Applying the Schrödinger Equation in Three Dimensions
In quantum physics, you can apply the Schrödinger equation when you work on problems that have a central potential. These are problems where you’re able to separate the wave function into a radial part (which depends on the form of the potential) and an angular part, which is a spherical harmonic.
Central potentials are spherically symmetrical potentials, of the kind where V(r) = V(r). In other words, the potential is independent of the vector nature of the radius vector; the potential depends on only the magnitude of vector r (which is r), not on the angle of r.
The Schrödinger equation looks like this in three dimensions, where
is the Laplacian operator:
And the Laplacian operator looks like this in rectangular coordinates:

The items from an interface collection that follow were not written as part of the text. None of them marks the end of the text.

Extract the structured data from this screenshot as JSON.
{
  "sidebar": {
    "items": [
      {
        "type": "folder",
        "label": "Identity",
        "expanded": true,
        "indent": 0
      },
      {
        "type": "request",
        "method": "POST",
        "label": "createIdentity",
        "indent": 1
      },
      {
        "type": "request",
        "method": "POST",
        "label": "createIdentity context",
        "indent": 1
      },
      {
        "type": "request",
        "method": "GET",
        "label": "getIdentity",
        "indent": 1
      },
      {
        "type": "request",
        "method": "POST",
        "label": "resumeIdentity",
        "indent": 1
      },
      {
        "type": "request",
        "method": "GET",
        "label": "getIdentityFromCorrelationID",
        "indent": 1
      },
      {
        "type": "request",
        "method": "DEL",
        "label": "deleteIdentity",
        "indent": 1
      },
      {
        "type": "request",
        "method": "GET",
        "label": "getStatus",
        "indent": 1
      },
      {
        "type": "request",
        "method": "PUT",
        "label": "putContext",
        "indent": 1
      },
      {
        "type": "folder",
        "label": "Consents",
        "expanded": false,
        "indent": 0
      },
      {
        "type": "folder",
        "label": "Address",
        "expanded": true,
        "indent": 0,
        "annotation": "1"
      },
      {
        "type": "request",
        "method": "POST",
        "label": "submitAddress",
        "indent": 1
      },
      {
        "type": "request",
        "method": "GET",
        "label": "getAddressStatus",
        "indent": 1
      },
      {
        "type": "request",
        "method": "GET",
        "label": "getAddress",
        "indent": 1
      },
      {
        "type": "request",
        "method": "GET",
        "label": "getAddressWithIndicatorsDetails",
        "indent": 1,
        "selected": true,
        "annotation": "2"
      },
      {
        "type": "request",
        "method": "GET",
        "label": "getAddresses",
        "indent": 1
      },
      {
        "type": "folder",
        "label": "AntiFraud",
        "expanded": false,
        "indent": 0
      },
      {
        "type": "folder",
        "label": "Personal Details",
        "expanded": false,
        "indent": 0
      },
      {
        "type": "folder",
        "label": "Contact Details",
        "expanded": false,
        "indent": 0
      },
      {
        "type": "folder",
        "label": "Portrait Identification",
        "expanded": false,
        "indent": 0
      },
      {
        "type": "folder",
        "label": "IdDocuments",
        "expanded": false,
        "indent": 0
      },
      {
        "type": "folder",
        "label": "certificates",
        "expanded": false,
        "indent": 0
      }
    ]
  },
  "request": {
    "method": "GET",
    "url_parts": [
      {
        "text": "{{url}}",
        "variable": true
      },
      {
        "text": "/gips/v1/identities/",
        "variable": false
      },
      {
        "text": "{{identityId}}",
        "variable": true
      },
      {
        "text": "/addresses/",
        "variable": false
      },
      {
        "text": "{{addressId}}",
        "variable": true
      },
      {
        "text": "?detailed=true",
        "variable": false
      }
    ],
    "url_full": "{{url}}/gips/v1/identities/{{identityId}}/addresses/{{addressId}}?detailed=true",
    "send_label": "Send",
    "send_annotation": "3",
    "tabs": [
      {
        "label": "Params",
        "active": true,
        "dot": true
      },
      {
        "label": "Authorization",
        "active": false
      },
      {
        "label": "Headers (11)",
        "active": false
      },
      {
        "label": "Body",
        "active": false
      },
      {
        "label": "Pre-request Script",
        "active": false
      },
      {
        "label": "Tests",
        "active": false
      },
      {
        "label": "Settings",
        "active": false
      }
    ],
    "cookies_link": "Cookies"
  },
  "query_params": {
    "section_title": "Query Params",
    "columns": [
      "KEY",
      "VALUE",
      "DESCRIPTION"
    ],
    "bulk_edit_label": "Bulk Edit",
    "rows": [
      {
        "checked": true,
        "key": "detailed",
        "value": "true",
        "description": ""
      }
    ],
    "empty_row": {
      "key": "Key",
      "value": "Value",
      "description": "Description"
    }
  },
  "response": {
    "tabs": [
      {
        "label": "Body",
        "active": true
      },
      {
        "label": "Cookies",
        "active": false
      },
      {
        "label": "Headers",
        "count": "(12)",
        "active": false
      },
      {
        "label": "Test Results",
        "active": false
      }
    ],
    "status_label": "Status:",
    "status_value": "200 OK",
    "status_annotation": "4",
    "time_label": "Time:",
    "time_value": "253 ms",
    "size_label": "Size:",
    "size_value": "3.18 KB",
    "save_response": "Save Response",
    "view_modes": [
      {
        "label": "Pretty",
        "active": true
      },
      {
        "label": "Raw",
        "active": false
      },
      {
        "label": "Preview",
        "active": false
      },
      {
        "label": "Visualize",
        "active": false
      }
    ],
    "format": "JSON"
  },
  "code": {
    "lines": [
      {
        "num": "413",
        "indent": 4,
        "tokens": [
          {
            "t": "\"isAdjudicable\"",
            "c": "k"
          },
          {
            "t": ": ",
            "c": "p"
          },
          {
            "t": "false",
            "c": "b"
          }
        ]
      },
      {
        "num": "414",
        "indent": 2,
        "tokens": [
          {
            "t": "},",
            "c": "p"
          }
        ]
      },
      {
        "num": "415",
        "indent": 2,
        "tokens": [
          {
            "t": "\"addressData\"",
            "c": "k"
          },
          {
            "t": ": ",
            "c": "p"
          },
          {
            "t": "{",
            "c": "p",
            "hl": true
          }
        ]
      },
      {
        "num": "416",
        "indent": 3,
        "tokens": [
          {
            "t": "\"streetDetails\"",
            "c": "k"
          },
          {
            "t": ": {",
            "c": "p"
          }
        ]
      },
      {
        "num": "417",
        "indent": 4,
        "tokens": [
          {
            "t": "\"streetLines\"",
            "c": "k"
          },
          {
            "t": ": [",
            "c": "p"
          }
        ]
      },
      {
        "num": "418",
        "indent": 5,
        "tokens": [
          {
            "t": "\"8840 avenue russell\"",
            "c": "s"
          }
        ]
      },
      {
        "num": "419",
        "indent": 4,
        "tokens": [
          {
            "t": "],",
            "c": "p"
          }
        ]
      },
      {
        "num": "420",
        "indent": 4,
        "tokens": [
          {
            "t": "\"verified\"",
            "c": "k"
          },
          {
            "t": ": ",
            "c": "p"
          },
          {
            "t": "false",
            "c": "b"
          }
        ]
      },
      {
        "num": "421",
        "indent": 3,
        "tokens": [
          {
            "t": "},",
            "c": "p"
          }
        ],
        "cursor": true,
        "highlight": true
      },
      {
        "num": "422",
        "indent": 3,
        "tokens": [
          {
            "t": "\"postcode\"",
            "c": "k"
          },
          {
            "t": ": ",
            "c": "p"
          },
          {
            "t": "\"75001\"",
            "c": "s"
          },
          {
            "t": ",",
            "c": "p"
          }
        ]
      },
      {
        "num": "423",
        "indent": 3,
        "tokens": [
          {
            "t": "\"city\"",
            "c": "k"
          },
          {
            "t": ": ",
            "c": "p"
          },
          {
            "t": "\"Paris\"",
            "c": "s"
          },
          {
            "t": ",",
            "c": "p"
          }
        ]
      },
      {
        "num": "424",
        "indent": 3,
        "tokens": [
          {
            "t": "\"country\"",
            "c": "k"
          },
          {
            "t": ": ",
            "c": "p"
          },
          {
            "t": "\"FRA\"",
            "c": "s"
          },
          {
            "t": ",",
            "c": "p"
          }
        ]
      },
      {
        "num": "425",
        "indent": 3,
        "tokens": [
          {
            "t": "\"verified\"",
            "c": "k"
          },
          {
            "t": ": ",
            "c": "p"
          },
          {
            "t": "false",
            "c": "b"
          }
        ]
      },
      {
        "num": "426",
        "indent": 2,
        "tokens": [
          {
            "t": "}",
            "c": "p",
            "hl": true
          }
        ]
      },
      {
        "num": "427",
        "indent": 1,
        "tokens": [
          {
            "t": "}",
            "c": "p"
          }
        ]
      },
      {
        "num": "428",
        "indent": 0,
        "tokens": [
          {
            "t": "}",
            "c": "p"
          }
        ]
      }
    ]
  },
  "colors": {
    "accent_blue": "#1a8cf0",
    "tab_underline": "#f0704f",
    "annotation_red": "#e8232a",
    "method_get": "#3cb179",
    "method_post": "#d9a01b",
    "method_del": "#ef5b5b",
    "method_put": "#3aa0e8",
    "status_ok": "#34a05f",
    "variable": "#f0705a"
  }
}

In spherical coordinates, it’s a little messy, but you can simplify later. Check out the spherical Laplacian operator:
Here, L^{2} is the square of the orbital angular momentum:
So in spherical coordinates, the Schrödinger equation for a central potential looks like this when you substitute in the terms:
Take a look at the preceding equation. The first term actually corresponds to the radial kinetic energy — that is, the kinetic energy of the particle moving in the radial direction. The second term corresponds to the rotational kinetic energy. And the third term corresponds to the potential energy.
So what can you say about the solutions to this version of the Schrödinger equation? You can note that the first term depends only on r, as does the third, and that the second term depends only on angles. So you can break the wave function,
into two parts:

A radial part

A part that depends on the angles
This is a special property of problems with central potentials.